_Material provided_
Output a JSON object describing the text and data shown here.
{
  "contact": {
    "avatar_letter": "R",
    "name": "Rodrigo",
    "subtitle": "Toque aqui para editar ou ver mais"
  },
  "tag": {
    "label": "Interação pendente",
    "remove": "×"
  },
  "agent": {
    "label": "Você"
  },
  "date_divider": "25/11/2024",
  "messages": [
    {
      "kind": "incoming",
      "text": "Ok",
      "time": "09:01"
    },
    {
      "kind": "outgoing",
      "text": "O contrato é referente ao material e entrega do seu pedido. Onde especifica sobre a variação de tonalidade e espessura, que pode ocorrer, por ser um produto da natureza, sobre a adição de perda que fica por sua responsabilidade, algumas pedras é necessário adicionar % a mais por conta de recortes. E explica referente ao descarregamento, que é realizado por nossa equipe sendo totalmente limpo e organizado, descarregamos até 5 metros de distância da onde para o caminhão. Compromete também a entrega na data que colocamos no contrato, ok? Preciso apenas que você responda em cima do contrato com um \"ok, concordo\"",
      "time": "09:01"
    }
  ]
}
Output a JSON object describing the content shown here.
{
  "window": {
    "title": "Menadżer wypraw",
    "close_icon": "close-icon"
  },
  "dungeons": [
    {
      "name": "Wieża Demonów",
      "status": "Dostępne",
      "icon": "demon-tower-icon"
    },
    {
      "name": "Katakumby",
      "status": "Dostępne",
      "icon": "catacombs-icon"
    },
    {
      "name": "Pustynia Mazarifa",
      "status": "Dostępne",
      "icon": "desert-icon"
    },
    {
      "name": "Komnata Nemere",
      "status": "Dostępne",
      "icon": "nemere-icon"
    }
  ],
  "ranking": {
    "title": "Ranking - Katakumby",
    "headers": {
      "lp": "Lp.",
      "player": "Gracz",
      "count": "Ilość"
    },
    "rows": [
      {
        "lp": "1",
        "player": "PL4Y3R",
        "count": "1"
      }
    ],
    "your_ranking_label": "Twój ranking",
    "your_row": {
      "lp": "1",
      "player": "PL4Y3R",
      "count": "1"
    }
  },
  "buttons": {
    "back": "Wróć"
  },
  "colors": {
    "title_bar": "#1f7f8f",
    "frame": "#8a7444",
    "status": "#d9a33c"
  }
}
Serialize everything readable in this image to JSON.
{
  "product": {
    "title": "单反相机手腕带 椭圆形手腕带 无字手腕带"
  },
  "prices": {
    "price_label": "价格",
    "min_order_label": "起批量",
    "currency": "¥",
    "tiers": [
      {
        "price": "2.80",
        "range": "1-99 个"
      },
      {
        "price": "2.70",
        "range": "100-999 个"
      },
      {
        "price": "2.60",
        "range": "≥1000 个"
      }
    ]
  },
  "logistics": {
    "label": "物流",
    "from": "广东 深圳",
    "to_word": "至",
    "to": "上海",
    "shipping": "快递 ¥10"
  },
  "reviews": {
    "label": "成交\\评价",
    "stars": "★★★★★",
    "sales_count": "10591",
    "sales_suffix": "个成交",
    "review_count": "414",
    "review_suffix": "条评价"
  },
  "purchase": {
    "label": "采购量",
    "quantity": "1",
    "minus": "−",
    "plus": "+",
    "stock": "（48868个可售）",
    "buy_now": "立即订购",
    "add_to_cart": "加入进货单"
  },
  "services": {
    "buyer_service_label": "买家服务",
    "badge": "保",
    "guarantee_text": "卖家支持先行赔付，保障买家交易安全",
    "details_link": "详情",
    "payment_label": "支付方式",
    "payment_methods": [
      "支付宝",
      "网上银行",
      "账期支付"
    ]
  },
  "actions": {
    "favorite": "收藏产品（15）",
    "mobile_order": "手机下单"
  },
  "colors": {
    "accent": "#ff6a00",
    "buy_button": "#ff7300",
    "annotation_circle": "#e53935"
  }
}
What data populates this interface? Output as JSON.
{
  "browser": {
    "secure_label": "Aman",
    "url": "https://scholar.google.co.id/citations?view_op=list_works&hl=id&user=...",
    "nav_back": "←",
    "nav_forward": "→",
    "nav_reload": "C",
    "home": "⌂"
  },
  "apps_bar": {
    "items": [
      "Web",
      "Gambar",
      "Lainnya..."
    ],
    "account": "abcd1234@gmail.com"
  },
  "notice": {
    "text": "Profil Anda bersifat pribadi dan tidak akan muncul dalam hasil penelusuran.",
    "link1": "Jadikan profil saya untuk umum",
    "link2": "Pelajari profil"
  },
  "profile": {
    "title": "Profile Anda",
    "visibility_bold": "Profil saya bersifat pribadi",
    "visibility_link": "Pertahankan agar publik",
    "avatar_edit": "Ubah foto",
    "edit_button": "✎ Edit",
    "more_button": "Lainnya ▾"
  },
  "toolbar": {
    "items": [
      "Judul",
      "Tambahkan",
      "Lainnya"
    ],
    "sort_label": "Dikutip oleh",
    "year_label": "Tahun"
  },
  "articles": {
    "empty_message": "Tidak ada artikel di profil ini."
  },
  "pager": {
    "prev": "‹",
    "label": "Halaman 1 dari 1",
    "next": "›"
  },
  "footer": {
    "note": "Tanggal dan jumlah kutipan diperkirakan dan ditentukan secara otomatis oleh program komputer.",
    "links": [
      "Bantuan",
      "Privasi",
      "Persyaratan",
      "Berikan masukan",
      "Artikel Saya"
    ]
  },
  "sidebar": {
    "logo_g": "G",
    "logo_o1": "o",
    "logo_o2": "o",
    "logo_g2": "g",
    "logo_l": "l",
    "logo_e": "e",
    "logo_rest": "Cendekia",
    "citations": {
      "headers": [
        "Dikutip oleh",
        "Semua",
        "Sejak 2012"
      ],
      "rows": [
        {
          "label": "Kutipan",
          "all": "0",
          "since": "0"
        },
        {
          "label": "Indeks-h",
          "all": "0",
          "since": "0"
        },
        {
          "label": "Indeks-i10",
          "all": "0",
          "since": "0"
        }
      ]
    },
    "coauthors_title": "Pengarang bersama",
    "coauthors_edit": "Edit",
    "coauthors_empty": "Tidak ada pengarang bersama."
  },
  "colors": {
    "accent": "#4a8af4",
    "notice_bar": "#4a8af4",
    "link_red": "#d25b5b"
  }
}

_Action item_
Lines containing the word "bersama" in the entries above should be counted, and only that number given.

_Answer for the task_
2